(Page and application data records)
──────
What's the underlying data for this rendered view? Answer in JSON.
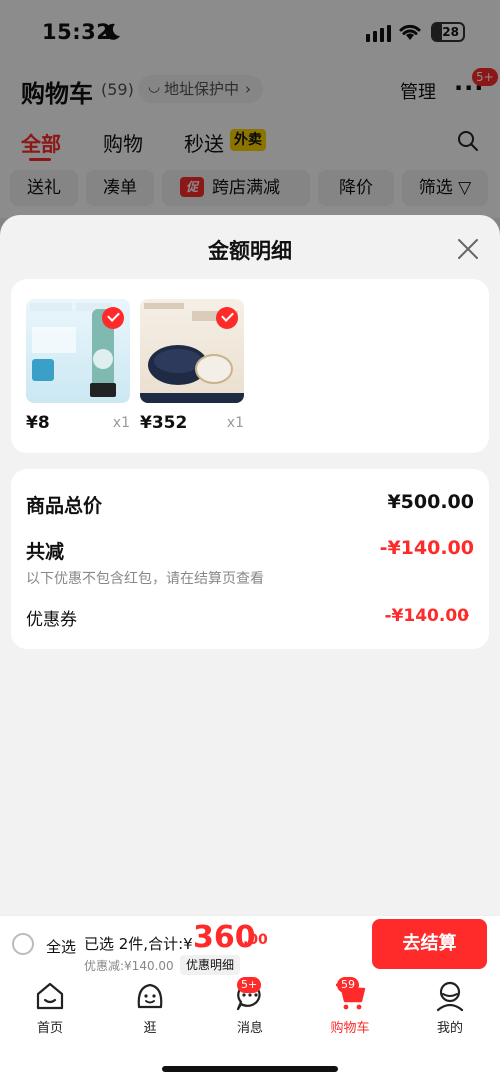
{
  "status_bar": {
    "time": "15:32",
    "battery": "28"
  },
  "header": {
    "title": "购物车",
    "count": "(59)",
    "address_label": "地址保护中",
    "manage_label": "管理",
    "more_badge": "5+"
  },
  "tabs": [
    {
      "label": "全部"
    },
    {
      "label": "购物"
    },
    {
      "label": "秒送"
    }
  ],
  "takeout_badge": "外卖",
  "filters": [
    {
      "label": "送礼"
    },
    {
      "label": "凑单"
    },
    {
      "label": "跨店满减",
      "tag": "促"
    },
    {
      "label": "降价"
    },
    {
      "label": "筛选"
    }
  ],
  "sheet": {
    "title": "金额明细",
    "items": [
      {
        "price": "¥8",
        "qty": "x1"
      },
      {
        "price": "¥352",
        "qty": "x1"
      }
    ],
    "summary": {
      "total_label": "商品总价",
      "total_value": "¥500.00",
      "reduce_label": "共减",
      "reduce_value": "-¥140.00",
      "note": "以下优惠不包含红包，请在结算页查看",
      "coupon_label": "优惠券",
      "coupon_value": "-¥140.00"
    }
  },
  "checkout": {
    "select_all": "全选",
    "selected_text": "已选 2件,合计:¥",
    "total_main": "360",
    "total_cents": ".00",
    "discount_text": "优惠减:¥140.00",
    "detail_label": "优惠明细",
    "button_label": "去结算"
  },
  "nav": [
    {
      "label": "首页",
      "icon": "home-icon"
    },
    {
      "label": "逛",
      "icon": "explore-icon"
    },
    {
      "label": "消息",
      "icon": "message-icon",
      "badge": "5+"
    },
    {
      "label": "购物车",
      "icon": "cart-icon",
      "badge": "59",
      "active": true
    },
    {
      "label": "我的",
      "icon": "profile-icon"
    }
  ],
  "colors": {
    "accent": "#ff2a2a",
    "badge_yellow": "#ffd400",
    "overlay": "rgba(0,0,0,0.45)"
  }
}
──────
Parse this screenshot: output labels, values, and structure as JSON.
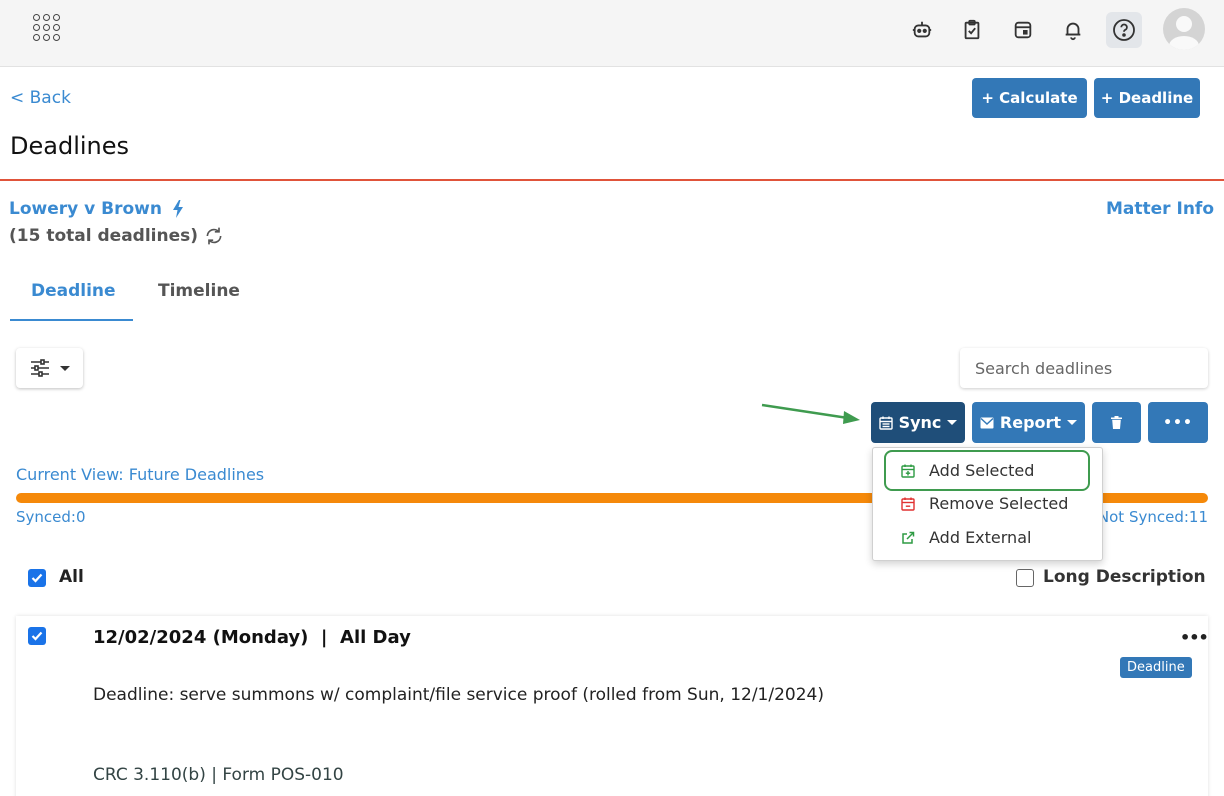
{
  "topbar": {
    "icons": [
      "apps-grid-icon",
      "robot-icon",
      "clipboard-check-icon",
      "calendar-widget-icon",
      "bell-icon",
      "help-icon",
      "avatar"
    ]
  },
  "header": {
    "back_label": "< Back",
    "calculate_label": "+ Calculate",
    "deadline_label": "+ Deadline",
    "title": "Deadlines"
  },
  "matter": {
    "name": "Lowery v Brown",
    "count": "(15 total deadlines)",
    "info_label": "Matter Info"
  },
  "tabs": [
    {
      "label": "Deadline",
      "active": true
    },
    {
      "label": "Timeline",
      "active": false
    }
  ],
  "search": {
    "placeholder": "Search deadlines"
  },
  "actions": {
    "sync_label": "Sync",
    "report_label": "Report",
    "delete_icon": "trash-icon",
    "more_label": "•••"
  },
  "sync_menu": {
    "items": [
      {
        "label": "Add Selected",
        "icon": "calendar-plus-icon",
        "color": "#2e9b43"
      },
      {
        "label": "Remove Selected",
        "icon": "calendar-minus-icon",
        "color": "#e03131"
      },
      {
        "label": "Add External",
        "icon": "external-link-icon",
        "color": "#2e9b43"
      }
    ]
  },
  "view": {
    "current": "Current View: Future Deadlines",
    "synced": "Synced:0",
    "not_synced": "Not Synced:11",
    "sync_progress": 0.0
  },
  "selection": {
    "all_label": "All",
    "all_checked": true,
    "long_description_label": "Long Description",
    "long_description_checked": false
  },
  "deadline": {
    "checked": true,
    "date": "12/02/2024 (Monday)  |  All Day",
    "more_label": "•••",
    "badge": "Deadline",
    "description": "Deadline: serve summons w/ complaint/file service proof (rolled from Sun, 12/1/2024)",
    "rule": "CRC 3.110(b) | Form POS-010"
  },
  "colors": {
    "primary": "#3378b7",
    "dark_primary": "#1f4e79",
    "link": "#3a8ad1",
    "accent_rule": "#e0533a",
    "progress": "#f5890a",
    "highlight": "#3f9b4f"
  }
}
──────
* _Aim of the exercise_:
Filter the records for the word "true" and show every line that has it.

* _Response to the exercise_:
      "active": true
      "active": true
    "all_checked": true,
    "checked": true,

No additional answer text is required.